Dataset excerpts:
++++++

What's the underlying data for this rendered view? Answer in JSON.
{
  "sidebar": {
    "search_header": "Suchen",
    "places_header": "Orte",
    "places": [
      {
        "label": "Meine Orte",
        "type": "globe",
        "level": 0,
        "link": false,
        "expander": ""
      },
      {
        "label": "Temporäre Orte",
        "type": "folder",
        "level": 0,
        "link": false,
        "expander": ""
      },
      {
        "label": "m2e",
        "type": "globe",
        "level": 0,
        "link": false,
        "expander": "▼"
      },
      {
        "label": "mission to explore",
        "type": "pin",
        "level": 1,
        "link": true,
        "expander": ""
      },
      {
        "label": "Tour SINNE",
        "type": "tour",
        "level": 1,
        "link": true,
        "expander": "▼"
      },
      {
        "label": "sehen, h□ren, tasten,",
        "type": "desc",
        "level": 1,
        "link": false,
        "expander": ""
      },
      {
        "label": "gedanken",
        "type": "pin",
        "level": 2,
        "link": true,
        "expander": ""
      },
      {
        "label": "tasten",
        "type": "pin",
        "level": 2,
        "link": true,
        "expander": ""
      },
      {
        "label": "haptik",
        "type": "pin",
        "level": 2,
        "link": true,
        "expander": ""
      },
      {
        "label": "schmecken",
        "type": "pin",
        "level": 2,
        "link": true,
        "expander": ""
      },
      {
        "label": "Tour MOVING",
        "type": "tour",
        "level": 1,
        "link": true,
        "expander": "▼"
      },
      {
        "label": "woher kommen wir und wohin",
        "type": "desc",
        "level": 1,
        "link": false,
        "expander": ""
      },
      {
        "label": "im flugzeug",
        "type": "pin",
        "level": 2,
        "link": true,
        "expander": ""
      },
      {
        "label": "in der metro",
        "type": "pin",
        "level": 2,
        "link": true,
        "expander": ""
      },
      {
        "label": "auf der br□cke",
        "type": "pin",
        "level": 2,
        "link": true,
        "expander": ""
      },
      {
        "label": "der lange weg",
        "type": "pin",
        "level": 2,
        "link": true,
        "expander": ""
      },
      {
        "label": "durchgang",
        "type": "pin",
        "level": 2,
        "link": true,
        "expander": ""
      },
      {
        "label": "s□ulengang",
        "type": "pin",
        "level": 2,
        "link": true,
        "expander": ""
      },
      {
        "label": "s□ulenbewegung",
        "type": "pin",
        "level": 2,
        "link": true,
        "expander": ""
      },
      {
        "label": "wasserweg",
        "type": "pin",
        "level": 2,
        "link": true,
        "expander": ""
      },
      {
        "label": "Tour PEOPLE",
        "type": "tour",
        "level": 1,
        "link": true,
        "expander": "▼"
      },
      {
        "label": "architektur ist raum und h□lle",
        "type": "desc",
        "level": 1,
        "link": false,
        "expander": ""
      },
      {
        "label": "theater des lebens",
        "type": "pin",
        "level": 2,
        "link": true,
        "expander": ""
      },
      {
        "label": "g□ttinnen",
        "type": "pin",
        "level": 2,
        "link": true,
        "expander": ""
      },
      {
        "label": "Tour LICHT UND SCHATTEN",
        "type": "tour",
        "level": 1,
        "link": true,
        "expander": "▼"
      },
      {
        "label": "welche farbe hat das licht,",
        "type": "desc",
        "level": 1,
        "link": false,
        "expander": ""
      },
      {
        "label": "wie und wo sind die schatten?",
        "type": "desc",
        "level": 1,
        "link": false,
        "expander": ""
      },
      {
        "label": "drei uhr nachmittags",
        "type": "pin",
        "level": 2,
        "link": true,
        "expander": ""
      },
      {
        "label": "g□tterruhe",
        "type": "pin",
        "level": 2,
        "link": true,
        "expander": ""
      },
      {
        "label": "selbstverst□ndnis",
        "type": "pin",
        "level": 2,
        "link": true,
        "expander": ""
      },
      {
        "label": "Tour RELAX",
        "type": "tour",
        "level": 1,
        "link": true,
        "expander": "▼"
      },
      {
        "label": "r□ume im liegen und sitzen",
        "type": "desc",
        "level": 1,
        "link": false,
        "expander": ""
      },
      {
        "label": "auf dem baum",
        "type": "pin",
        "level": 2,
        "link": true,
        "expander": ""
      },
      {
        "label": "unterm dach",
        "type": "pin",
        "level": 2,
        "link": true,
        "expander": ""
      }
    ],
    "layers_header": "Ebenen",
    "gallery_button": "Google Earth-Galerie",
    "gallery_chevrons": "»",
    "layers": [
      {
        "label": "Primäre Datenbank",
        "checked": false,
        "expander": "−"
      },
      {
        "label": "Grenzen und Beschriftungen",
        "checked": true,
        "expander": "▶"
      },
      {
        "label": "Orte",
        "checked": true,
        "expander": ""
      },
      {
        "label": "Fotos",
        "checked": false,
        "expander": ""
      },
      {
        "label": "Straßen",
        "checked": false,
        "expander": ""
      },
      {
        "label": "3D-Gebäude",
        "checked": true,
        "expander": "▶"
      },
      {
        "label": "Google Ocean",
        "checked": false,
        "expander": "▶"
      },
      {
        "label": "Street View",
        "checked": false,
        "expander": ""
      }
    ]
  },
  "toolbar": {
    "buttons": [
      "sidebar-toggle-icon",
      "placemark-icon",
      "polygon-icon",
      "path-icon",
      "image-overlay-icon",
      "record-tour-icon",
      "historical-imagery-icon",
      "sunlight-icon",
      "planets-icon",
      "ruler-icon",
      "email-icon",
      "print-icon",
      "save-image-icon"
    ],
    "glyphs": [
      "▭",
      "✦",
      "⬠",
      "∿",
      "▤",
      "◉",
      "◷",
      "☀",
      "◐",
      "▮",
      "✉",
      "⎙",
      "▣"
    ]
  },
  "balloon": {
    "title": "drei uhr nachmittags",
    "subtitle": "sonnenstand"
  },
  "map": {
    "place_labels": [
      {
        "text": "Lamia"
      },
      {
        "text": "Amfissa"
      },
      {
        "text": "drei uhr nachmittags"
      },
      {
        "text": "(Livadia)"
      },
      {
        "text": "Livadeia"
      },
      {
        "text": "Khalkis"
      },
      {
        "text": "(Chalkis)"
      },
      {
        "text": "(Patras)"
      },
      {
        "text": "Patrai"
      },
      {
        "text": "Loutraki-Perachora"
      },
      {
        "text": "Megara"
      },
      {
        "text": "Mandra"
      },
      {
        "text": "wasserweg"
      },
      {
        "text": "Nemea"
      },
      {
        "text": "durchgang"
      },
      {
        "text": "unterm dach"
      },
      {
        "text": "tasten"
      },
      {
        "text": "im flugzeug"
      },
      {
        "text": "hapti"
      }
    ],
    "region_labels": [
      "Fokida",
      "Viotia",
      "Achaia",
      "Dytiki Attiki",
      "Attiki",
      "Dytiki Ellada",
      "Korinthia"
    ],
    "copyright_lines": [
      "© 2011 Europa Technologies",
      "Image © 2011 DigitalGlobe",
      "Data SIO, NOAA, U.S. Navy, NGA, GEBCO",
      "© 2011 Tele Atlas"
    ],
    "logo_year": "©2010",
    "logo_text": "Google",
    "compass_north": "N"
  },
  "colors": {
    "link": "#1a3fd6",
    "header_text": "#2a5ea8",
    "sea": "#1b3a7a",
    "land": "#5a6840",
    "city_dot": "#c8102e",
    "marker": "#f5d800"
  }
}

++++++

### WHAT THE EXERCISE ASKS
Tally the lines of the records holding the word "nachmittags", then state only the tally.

### TASK OUTPUT
3